"CDH is dedicated to investing in the future of cancer treatment and providing the best possible treatment options for our patients, Jim Spear, executive vice president and chief financial officer of CDH, said in a statement.

The 60,000-square-foot building went up in record time along Weaver Parkway, just south of I-88. Once fully operational, it will be capable of treating roughly 1,500 patients a year.

Like traditional radiation therapy, proton therapy kills cancer by preventing the cells from growing and dividing. But because the proton beam can be specifically targeted at the tumor, higher, more effective doses can be delivered while causing less damage to healthy tissue.

The types of tumors that can be treated with proton therapy include head and neck, brain, central nervous system, prostate, lung, gastrointestinal and a variety of pediatric cancers, officials said.

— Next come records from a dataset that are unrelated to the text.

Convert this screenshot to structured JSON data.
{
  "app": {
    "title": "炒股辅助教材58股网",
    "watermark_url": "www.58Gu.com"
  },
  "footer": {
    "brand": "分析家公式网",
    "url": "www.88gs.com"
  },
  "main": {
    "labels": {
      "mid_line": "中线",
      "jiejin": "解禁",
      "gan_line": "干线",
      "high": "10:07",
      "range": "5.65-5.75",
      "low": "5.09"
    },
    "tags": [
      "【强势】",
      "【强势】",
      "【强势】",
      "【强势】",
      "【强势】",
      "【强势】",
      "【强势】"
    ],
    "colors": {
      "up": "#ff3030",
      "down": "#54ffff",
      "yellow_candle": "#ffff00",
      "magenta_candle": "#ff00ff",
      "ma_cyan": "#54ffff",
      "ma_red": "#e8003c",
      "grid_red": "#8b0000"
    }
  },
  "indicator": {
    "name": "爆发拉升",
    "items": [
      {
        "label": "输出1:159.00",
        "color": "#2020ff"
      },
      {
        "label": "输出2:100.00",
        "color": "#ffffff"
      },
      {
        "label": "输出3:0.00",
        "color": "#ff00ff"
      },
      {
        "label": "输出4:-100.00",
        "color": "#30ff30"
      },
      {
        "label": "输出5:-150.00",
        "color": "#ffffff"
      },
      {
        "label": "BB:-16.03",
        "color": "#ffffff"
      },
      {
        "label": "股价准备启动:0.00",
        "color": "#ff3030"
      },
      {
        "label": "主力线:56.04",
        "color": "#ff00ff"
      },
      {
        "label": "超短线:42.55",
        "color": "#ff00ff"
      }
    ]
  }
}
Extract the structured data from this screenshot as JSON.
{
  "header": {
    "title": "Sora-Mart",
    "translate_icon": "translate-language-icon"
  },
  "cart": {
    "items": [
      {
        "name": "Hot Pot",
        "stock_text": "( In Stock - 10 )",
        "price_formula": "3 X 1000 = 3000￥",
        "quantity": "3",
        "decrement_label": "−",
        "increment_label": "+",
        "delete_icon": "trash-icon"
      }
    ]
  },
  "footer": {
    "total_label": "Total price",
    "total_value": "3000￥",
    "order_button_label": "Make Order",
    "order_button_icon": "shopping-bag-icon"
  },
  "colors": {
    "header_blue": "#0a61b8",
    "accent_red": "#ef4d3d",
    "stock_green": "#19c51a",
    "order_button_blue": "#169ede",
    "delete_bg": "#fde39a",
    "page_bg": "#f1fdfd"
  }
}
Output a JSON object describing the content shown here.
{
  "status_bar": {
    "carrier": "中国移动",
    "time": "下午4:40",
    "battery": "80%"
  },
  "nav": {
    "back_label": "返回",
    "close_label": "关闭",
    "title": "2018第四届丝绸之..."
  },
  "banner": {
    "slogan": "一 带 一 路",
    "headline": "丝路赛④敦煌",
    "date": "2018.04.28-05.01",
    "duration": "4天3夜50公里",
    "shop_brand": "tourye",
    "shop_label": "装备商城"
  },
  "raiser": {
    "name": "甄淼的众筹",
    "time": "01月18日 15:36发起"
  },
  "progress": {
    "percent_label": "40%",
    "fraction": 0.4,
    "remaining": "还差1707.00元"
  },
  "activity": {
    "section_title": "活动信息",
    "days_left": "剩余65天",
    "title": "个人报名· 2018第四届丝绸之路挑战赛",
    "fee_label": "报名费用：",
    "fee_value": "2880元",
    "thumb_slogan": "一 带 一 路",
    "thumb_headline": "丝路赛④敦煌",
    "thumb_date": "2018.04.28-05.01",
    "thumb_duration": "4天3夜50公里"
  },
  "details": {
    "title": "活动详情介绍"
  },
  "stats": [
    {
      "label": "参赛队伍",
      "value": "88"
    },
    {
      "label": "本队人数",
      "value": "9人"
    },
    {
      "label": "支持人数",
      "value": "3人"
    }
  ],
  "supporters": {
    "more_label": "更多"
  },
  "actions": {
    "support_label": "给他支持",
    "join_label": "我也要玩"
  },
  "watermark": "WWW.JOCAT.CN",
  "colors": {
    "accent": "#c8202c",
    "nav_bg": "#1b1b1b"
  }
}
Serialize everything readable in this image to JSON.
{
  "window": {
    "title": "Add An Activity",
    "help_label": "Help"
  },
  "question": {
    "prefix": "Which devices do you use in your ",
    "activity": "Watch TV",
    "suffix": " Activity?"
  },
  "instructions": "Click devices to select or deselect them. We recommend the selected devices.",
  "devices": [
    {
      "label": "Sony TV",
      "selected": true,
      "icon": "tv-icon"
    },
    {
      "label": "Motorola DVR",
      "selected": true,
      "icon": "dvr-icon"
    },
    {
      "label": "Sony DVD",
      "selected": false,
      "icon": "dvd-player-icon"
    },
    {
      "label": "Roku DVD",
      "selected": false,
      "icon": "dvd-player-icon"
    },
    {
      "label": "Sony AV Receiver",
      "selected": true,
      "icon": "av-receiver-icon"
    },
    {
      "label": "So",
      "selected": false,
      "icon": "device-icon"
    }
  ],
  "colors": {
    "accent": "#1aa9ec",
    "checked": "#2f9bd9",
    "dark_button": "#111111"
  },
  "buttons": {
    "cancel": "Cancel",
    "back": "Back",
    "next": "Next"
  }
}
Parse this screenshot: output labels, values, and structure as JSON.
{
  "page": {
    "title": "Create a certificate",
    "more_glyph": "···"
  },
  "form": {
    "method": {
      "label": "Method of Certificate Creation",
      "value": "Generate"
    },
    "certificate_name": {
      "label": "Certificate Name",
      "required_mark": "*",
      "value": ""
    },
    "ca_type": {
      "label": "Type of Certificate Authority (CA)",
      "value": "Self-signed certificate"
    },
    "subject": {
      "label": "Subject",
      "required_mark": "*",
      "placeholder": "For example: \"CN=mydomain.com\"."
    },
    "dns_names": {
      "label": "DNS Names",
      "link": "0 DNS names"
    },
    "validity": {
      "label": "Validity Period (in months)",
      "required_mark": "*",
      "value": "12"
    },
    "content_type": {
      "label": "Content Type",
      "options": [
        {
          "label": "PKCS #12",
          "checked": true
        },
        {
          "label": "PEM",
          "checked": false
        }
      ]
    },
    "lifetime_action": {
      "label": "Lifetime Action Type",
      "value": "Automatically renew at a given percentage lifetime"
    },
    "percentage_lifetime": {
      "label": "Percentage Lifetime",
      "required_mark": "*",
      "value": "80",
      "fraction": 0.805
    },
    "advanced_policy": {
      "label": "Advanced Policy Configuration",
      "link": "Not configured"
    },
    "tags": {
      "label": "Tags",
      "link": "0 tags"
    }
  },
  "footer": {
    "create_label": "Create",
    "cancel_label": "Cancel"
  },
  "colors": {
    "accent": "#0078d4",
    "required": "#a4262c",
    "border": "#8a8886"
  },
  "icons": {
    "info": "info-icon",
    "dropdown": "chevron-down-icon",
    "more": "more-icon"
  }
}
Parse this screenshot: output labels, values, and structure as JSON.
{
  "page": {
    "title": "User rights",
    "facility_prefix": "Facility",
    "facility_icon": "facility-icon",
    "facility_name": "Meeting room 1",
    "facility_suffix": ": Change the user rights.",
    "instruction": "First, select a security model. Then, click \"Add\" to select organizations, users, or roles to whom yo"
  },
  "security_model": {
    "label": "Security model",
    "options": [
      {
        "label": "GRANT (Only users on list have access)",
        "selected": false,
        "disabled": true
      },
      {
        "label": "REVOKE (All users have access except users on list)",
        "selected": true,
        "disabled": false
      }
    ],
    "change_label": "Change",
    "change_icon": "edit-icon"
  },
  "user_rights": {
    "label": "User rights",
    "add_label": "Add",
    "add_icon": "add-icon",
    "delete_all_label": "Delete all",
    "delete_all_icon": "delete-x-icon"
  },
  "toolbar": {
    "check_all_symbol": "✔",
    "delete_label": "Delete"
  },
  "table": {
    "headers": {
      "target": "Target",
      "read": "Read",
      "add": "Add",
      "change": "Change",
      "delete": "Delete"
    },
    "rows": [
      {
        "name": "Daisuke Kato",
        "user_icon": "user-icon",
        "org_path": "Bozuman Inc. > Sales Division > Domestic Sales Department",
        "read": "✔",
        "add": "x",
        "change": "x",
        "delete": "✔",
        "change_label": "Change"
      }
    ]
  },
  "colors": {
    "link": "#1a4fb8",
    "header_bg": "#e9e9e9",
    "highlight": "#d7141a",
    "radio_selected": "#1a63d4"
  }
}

"We know that it is a better treatment not for everything, but for many things, said Dr. William Hartsell, the proton center's medical director.